  11. Ah, okay =) Well, I suppose that might work, but I'd think the extra shipping costs would far outweigh whatever price difference there is between wistuba and carnisana anyway. Would make for an interesting experiment though! I'll try ordering a Fusca from wistuba, and maybe something else while I'm at it :) Any other suggestions? Btw thanks again for helping me out here, appreciate it =) EDIT: Ordered a fusca from Wistuba! A shame they didn't have sphagnum at the moment, as I'm unsure where I can buy sphagnum in Norway. Garden centres don't seem to sell the stuff! :/ They do sell regular peat though.. x_x
  12. Thanks for the tips guys! I live in Norway though, and we're not a part of EU. Does that mean that I could get into trouble by ordering neps here? Edit: Searched around a bit and found out the following: - all living plants imported to Norway have to come with a phytosanitary certificate. - Artificially bred CITES plant species, orchids among others, can be imported from the following countries without a CITES permit (but with a phytosanitary certificate): Belgium, Denmark, Germany, Italy, Luxembourg, Netherlands, Sweden, Switzerland, Canada, Singapore and South Korea. I'm quite surprised that the UK isn't on the list of countries where the phytosanitary cert. is enough documentation. I'm not quite sure how CITES works, but as far as I know with my google-based knowledge, all Nepenthes species are on the CITES list(?). I guess this means that I will have to order from one of these countries in order to avoid headaches.. x) I guess that leaves that polish site out of the question. Don't seem to find any information regarding where is located on their site, but googling around it seems they're located in czech. I guess that leaves me with few options as to where to order from, but I think maybe Wistuba could be an option?
  13. I'll look into those, thanks! I don't think it's a great idea for me to spend much on nepenthes atm, since I'm still very much a beginner. Fusca does look nice from the pictures I've seen - might consider ordering one of those :)
  14. Hehe! Well, I'll do my best to keep you updated on how the plant looks in the months to come! =) If it's a ventrata I suspect it'll grow like crazy on my windowsill like the larger one I already have does! Thanks for being patient with me btw, I do appreciate it. On a completely unrelated topic: I'm considering aquiring another nep for my windowsill of horrors, and I was wondering if there are any more exotic looking species that could be grown on a sill? Would like something that looks different from the ventrata (and "alata") :)

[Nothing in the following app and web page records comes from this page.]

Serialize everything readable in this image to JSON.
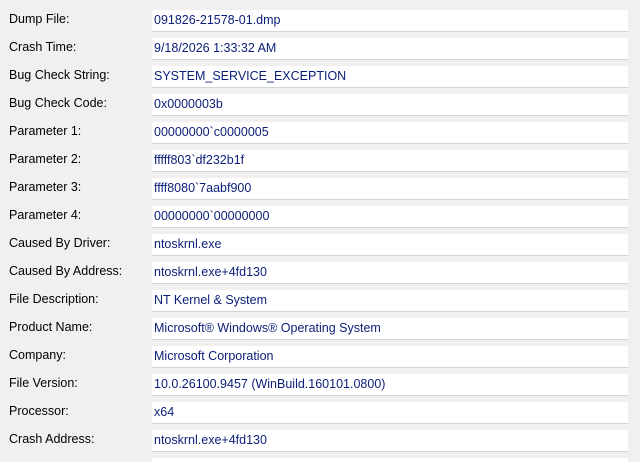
{
  "colors": {
    "background": "#f0f0f0",
    "value_box": "#ffffff",
    "label_text": "#000000",
    "value_text": "#0a1e78"
  },
  "fields": [
    {
      "label": "Dump File:",
      "value": "091826-21578-01.dmp"
    },
    {
      "label": "Crash Time:",
      "value": "9/18/2026 1:33:32 AM"
    },
    {
      "label": "Bug Check String:",
      "value": "SYSTEM_SERVICE_EXCEPTION"
    },
    {
      "label": "Bug Check Code:",
      "value": "0x0000003b"
    },
    {
      "label": "Parameter 1:",
      "value": "00000000`c0000005"
    },
    {
      "label": "Parameter 2:",
      "value": "fffff803`df232b1f"
    },
    {
      "label": "Parameter 3:",
      "value": "ffff8080`7aabf900"
    },
    {
      "label": "Parameter 4:",
      "value": "00000000`00000000"
    },
    {
      "label": "Caused By Driver:",
      "value": "ntoskrnl.exe"
    },
    {
      "label": "Caused By Address:",
      "value": "ntoskrnl.exe+4fd130"
    },
    {
      "label": "File Description:",
      "value": "NT Kernel & System"
    },
    {
      "label": "Product Name:",
      "value": "Microsoft® Windows® Operating System"
    },
    {
      "label": "Company:",
      "value": "Microsoft Corporation"
    },
    {
      "label": "File Version:",
      "value": "10.0.26100.9457 (WinBuild.160101.0800)"
    },
    {
      "label": "Processor:",
      "value": "x64"
    },
    {
      "label": "Crash Address:",
      "value": "ntoskrnl.exe+4fd130"
    }
  ]
}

  15. I was just being sarcastic mate. Reason I asked for an elaboration was that you perhaps saw something which I didn't =p I'm sure you get a ton of these silly "identify my ventrata" threads on this forum, and I'm sorry to be yet another newbie bothering you guys with my questions. That being said, here's another silly question: What is the difference between an alata and a ventrata? How do you tell the two apart? EDIT: Judging by this photo from borneo exotics, the ventrata seems to be hairy whereas the ventrata (at least the one in my posession!) is not. If I'm not mistaken, the alatas pitchers seems less 'pot bellied' as well. Additionally, the opening of the pitcher seems different than the ventrata. Bleh, this is confusing stuff!